DATA PROVIDED
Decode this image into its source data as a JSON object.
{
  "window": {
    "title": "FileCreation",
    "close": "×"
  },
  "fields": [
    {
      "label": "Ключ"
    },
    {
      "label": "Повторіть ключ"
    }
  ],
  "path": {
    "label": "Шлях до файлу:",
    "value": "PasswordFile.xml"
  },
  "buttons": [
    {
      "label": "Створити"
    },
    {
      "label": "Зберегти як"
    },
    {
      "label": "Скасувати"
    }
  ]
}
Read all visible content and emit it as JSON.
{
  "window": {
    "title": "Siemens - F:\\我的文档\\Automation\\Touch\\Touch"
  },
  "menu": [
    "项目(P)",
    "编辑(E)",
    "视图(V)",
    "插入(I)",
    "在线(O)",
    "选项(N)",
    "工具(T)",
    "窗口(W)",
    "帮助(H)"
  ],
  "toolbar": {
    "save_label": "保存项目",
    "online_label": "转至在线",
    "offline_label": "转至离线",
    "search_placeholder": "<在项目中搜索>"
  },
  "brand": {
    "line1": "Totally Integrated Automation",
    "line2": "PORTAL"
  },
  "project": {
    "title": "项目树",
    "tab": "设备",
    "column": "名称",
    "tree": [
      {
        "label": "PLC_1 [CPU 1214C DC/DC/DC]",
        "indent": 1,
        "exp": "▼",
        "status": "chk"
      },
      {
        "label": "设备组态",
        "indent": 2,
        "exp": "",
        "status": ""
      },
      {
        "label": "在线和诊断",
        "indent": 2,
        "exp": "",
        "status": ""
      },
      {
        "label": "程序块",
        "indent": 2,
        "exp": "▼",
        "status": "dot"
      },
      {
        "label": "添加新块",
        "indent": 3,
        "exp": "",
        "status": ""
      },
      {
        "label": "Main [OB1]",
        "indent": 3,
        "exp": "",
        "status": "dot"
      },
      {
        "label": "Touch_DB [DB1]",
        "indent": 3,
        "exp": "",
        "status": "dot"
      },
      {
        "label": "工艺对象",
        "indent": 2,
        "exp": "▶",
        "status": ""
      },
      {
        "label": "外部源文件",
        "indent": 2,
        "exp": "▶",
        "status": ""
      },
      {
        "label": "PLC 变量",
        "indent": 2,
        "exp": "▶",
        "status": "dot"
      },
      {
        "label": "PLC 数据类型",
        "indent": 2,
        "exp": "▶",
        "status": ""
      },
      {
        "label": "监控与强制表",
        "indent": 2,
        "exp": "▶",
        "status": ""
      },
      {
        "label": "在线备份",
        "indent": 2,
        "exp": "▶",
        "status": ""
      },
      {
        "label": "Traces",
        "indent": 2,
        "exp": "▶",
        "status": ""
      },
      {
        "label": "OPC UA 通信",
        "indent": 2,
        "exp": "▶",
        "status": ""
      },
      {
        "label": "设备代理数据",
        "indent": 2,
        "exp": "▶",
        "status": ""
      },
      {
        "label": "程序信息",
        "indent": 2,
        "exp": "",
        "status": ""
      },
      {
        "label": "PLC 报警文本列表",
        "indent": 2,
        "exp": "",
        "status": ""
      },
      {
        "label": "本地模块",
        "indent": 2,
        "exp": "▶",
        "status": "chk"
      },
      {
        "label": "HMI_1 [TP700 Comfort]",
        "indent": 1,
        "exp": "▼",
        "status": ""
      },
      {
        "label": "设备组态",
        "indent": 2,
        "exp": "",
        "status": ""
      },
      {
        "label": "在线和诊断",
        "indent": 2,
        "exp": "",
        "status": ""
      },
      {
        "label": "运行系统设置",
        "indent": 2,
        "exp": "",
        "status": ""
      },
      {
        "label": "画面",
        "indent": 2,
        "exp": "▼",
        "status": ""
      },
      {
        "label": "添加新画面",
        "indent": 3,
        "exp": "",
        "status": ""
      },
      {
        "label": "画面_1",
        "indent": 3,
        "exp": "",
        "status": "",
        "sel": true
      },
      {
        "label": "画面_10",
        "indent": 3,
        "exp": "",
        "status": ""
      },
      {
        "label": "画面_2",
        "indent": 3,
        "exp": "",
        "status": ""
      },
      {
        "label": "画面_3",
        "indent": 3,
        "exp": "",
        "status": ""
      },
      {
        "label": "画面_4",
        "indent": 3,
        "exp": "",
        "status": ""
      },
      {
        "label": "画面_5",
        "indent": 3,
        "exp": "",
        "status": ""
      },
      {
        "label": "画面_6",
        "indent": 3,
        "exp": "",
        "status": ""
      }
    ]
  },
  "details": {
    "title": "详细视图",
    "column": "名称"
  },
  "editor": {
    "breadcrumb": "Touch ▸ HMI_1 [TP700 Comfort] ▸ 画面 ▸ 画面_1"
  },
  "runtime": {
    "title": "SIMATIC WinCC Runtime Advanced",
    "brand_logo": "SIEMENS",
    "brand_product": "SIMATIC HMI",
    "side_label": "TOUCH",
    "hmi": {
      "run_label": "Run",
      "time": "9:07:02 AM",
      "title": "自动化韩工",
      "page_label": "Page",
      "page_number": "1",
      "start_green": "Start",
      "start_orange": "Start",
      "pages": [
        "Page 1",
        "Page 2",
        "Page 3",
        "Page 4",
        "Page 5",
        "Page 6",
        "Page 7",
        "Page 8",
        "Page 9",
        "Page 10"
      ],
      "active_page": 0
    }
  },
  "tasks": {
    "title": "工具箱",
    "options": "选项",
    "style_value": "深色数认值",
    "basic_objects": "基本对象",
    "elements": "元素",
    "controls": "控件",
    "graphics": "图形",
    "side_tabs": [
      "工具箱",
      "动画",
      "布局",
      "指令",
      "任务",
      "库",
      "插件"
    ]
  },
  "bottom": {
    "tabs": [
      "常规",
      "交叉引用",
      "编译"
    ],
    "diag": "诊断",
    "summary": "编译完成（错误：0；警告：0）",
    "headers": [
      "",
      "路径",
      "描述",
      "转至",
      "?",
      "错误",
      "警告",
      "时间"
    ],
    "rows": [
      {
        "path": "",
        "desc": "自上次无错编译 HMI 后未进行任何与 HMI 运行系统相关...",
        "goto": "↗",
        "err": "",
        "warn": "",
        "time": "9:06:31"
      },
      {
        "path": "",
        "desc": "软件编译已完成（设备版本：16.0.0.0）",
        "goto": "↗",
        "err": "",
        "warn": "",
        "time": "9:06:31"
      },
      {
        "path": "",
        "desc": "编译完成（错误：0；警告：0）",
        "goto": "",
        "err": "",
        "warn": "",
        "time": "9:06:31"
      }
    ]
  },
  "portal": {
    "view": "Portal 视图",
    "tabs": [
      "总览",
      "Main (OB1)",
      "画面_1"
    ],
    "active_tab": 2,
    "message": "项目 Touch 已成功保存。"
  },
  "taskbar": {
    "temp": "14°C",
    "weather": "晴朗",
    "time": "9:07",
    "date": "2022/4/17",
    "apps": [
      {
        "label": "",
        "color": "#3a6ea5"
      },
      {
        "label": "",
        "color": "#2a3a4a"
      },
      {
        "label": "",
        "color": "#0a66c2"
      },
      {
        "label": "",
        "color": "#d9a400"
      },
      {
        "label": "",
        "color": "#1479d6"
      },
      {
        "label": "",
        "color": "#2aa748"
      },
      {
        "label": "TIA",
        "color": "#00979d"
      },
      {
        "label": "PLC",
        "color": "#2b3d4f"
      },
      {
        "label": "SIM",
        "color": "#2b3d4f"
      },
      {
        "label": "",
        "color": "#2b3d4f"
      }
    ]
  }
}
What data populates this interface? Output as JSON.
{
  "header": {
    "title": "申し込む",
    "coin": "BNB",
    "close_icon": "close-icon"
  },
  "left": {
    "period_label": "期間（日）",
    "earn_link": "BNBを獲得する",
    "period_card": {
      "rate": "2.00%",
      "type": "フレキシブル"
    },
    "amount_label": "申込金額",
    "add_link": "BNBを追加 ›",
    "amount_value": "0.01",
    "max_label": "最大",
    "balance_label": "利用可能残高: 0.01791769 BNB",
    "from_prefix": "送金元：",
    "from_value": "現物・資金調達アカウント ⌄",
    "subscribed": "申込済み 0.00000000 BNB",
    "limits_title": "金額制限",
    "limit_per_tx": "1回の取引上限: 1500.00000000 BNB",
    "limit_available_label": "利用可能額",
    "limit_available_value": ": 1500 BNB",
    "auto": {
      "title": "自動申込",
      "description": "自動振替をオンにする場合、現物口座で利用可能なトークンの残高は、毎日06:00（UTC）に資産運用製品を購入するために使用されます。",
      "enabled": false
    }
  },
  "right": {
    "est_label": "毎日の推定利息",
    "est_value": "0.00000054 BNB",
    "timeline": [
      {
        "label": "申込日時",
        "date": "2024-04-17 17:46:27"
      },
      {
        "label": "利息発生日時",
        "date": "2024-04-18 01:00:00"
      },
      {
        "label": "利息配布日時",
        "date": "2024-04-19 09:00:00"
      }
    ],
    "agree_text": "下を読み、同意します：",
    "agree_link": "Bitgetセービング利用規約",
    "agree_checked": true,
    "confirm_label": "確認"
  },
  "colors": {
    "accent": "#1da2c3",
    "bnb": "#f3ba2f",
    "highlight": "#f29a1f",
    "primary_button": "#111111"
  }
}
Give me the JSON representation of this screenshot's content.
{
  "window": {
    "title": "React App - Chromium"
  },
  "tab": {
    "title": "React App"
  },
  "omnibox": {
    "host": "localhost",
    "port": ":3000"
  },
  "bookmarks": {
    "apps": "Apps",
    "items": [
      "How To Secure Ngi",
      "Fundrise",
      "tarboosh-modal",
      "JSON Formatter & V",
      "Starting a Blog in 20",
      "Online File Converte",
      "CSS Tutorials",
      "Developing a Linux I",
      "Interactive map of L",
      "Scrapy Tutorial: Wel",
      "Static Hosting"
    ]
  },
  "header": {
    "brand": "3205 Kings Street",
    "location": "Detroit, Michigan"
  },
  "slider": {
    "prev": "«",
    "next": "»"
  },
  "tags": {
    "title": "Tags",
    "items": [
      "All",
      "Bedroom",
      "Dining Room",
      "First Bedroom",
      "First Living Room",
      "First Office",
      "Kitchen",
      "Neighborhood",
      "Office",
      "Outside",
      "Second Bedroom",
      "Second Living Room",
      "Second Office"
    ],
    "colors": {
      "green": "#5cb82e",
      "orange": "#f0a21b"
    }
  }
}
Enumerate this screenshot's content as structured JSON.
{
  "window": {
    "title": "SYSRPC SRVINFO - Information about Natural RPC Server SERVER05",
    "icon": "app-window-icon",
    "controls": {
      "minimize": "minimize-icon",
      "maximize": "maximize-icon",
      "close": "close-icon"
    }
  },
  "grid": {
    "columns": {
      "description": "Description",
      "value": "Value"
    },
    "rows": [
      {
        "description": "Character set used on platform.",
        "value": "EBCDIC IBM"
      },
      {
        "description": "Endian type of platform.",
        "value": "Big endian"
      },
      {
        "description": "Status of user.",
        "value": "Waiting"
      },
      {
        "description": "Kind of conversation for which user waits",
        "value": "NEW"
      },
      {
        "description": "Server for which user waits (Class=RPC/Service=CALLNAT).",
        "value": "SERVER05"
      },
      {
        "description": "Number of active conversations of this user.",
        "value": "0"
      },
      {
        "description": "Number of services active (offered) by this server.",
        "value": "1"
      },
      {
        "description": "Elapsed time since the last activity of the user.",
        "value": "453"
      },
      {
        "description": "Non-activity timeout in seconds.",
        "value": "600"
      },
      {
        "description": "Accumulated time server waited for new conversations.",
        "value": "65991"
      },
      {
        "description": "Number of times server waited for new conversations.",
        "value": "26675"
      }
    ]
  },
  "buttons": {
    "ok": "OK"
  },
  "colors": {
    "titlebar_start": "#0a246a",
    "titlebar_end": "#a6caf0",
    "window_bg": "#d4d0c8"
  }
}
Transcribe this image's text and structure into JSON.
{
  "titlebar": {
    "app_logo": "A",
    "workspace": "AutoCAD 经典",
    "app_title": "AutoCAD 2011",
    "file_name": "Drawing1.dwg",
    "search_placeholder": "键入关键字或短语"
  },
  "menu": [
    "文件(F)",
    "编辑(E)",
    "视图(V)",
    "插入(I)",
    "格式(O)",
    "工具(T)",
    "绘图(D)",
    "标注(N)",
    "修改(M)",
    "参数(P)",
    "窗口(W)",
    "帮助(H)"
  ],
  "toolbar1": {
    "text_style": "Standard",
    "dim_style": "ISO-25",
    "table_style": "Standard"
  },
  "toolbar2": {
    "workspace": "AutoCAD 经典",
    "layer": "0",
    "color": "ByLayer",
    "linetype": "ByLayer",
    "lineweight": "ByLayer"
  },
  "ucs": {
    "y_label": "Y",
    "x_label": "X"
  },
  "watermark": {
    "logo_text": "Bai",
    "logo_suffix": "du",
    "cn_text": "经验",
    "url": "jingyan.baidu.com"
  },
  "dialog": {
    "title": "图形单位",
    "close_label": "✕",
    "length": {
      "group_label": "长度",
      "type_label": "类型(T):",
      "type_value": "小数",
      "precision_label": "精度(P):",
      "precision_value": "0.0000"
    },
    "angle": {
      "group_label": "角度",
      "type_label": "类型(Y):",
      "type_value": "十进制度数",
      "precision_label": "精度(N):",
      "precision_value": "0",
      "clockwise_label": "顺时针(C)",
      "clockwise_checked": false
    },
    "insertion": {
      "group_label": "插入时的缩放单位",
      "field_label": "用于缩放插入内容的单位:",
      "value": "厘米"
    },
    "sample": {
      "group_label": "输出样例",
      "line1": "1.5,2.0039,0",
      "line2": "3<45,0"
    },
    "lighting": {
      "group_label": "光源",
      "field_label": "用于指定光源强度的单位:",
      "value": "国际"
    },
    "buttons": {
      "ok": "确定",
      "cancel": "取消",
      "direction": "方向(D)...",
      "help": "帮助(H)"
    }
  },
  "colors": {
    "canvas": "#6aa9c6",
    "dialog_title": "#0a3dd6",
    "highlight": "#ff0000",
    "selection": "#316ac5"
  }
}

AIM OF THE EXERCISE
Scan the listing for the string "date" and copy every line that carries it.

YOUR RESPONSE
    "date": "2022/4/17",
        "date": "2024-04-17 17:46:27"
        "date": "2024-04-18 01:00:00"
        "date": "2024-04-19 09:00:00"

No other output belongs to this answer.